Not only is maintaining a broad network the right thing to do from an environmental, social justice, and transit perspective — it’s also a political necessity. Prop 1 failed in those parts of King County that didn’t have good bus service. Even within Seattle, voters were less likely to vote yes on Prop 1 if their neighborhood had no or infrequent bus service. It doesn’t make sense to shrink the number of pro-transit voters by shrinking transit service. It’s hard to imagine Seattle voters supporting funding for a few high frequency bus routes that serve a few dense corridors.
We can look to Pierce County for an example of what happens when huge swaths of voters are cut off from bus service. Voters there had rejected a countywide funding plan to maintain the existing system. Pierce Transit then made huge cuts, emphasizing service in a few core urban routes. Yet voters within Tacoma still rejected a proposal to fund a smaller network. There is just no political support for the kind of restructures that some transit advocates like.

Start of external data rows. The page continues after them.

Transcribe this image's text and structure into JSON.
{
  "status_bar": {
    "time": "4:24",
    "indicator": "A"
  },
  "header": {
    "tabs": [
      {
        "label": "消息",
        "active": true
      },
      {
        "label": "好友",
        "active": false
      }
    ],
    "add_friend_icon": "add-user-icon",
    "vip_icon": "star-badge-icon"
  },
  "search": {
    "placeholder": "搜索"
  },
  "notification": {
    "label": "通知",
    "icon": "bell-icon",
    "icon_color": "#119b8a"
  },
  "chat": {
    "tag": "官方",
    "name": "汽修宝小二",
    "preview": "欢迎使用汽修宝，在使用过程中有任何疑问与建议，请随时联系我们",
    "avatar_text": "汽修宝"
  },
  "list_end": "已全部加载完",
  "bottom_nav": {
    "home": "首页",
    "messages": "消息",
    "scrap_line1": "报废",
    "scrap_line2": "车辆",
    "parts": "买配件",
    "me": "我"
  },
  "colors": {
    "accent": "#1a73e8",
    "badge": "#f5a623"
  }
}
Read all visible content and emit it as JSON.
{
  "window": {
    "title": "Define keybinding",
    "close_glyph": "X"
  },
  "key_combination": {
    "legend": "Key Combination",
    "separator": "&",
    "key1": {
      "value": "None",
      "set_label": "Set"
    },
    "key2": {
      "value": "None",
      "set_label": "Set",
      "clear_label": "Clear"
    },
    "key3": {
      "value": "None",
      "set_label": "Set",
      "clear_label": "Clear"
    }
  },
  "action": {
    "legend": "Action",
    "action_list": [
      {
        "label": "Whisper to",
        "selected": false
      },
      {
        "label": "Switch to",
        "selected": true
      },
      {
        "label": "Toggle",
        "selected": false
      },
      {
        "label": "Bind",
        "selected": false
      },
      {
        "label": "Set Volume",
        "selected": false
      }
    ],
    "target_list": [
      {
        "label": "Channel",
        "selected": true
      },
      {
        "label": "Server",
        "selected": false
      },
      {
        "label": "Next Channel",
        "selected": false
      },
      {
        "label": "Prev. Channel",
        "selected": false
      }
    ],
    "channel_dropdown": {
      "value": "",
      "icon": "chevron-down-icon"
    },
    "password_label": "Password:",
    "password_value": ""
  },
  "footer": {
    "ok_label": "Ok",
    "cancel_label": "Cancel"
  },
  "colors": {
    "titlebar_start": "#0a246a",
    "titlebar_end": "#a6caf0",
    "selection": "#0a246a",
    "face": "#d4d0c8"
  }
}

This is part of a broader problem of political economy. Whether it’s cuts to Social Security benefits, transit, or other public programs, you can usually find some technocrat who believes voters will be happy to give up services or benefits in order to make things more “efficient.” Yet Social Security cuts remain hugely unpopular with voters. And as we’ve seen, so do transit cuts.
Voters don’t support austerity-based restructures. There’s no evidence to suggest they care about “efficiency.” Voters routinely have shown they prefer progressive solutions that expand public services, rather than regressive service cuts that privilege some at the expense of others. If Seattle and Metro followed this path, public support for transit would erode. It’s not a pretty future.
So what does a solution to this look like?
Initiative 118, developed by Friends of Transit, offered a sensible solution to this issue with the following language. First, it defined what “Metro Service Cuts” were:
“Metro Service Cuts” refers to proposed reductions in service announced by Metro in November 2013 and April 2014, and any subsequent service reductions proposed to address Metro’s current projected funding shortfall;
And then it mandated that the funds were to be used to reverse those cuts:
100 percent to purchase service for Seattle Routes until Seattle Metro Service Cuts are restored
Initiative 118 also created a Public Oversight Committee to oversee the spending of these revenues. The initiative did not prevent Metro from finding sensible ways to improve bus service. But it was deliberately crafted to provide assurance to voters that their money would be use to save their bus routes.
We haven’t yet seen the language for Mayor Murray’s proposal, nor for the plan announced by Nick Licata and Kshama Sawant. But both ought to incorporate similarly strong language ensuring that Seattle’s existing bus routes will be restored. Seattle voters deserve to know that their money will be used to stop these cuts.
Those routes don’t have to last forever. Initiative 118 lasted only six years, a deliberate choice. 2021 is when North Link light rail opens to Northgate. That rail service will allow Metro to make big and positive changes to the bus route map in north Seattle. It’s also hoped that a lasting regional transit funding plan will be approved by that time.
Until then, it doesn’t make sense to slash any existing bus routes. With rising gas prices and rising sea levels, Seattle needs to make sure as many people as possible, no matter where in the city they live, have access to good transit. Doing so is essential to building a sustainable city.
The job of transit advocates is to work to expand the transit system and to aggressively seek the funding to pay for it. It’s time to abandon the flirtation with cuts and instead work to bring Seattle the robust and expansive transit system it deserves.
Robert Cruickshank is a transit rider and progressive campaigner who lives in Seattle’s Greenwood neighborhood. From 2011 to 2013 he served as Senior Communications Advisor to Seattle Mayor Mike McGinn.